In a technical paper, Britain suggestss applying a “temporary customs arrangement … between the UK and the EU” that would allow it to sign free trade deals with other countries that would only enter into force when a new, “future customs arrangement” would be introduced, which the UK paper “expects” to be the end of December 2021 at the latest.
This may be a little optimistic, as a lot of work will be needed to adapt UK customs bureaucracy, both for Northern Ireland and the Channel ports, while Britain is likely to need a lot of time anyway to negotiate a trade deal with the likes of India, the United States and Indonesia. Therefore, a longer period may be necessary. Also, many big manufacturers with plants in the UK operate on a “just in time” basis. If there were different tariffs between the EU and the UK, they would need time to make changes to that model.
This would all involve the whole of the UK and not just Northern Ireland staying in some kind of common customs union with the EU for a limited period. Barnier has said he has no objection to a UK-wide customs area “in principle”, also as he’s apparently being pressured to be more flexible on this by “northern trading states”. He has however raised doubts over such an arrangement being “temporary”.
According to Bruno Waterfield, the always well-informed Brussels correspondent of The Times, the current compromise envisioned by negotiators would be for the UK to accept the backstop as drafted by the EU, but the EU also accepting to negotiate a UK-wide arrangement during the transition, so the whole of the UK would be kept under the common tariff regime with the EU until final trade arrangements was ready.
This scheme, first reported by The Telegraph‘s Peter Foster, is being described as the “Siamese twins” of “a bridge for the UK and a backstop for Northern Ireland”. If indeed this were to be the outcome, the UK would remain under a common customs regime with the EU for quite some time, as, again according to Waterfield, the EU has claimed that UK proposals on customs – FCA and Max Fac – require the EU to change its own customs code, which would take “at least a decade”.
Even more troubling is the fact that, short of any other deal with the EU, it might mean that Britain wouldn’t regain its own trade policy. Waterfield adds that “[the EU] and Whitehall both fear that internal Tory politics at [the Conservative] party conference in Birmingham could kill a backstop compromise. [There are] fears that Jacob Rees-Mogg and the European Research Group are “on manoeuvres””.
In any case, some EU flexibility is needed for Britain to recover its own trade policy.
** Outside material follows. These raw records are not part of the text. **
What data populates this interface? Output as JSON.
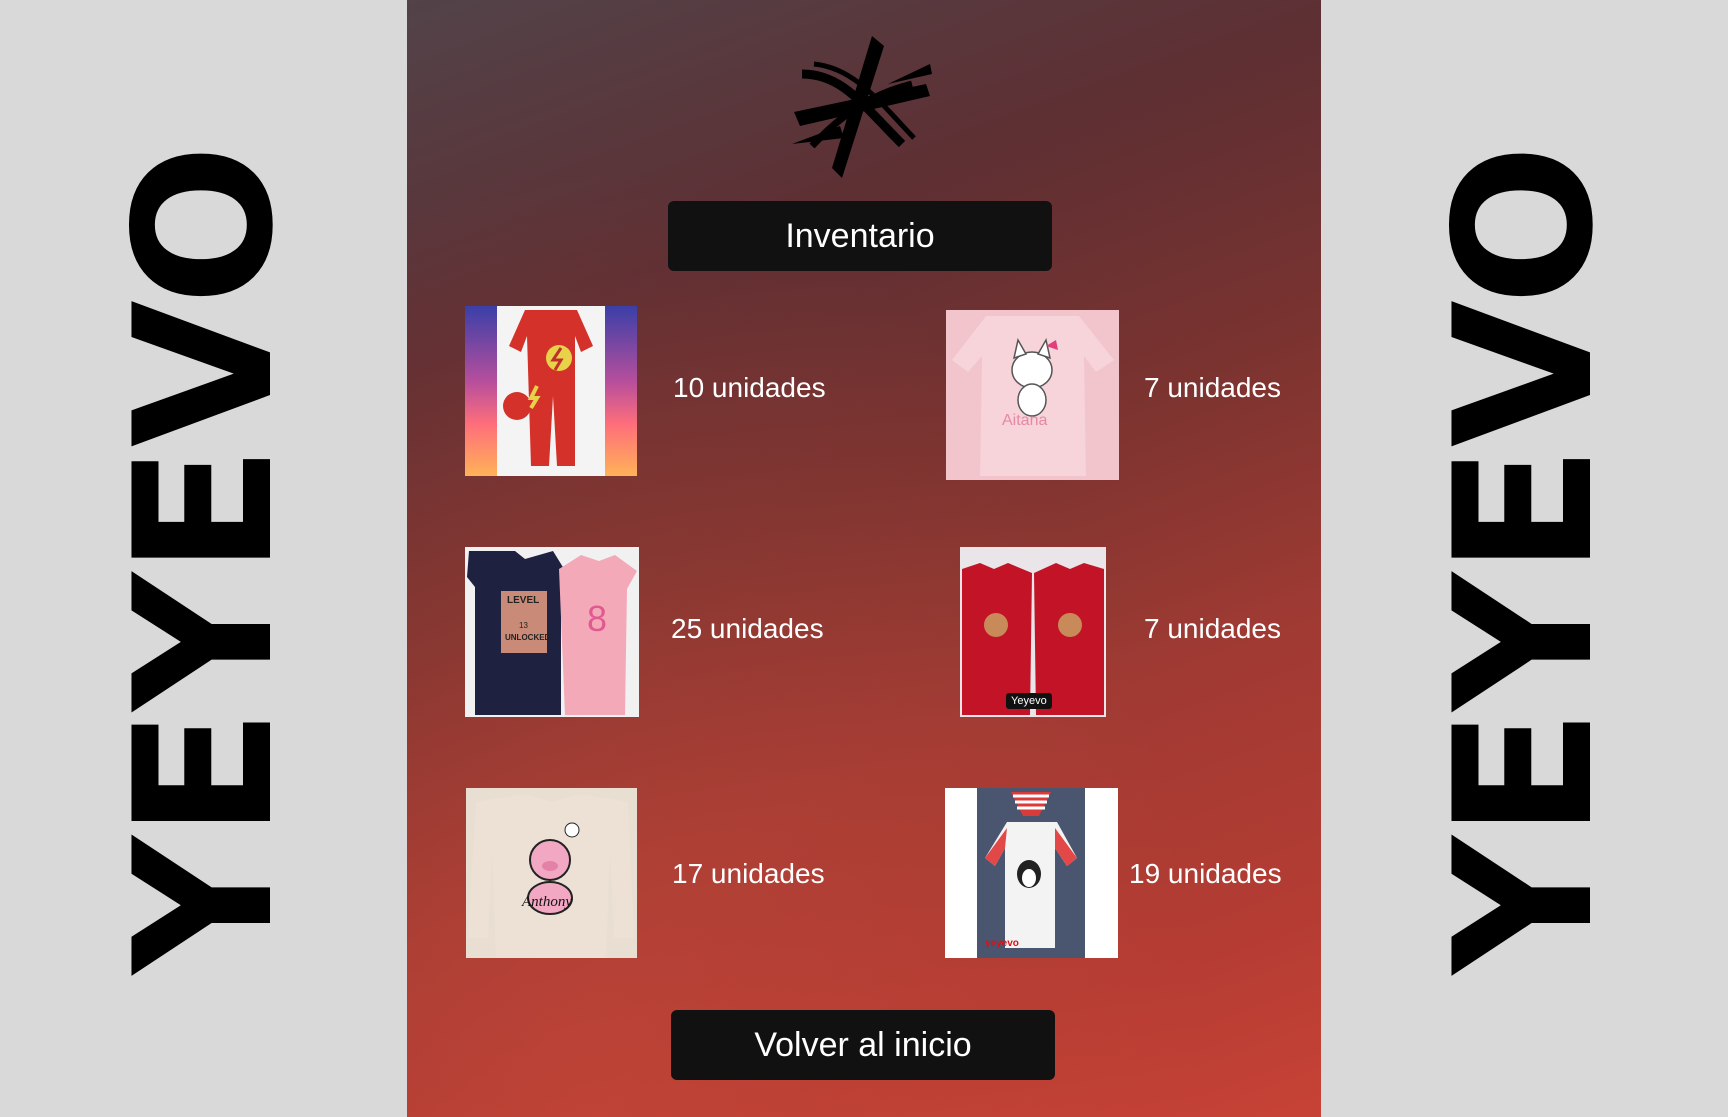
{
  "brand": {
    "name": "YEYEVO"
  },
  "header": {
    "inventory_label": "Inventario"
  },
  "footer": {
    "back_label": "Volver al inicio"
  },
  "products": [
    {
      "quantity": "10 unidades",
      "image": "red flash baby onesie"
    },
    {
      "quantity": "7 unidades",
      "image": "pink cat onesie"
    },
    {
      "quantity": "25 unidades",
      "image": "level unlocked shirts"
    },
    {
      "quantity": "7 unidades",
      "image": "red reindeer sweaters"
    },
    {
      "quantity": "17 unidades",
      "image": "beige pig sweater"
    },
    {
      "quantity": "19 unidades",
      "image": "penguin striped onesie"
    }
  ],
  "image_text": {
    "product_2": "Aitana",
    "product_3_level": "LEVEL",
    "product_3_number": "13",
    "product_3_unlocked": "UNLOCKED",
    "product_4_tag": "Yeyevo",
    "product_5_name": "Anthony",
    "product_6_tag": "yeyevo"
  }
}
Any deal which makes the UK leaving the EU’s common tariff regime dependent on an EU veto won’t be sustainable.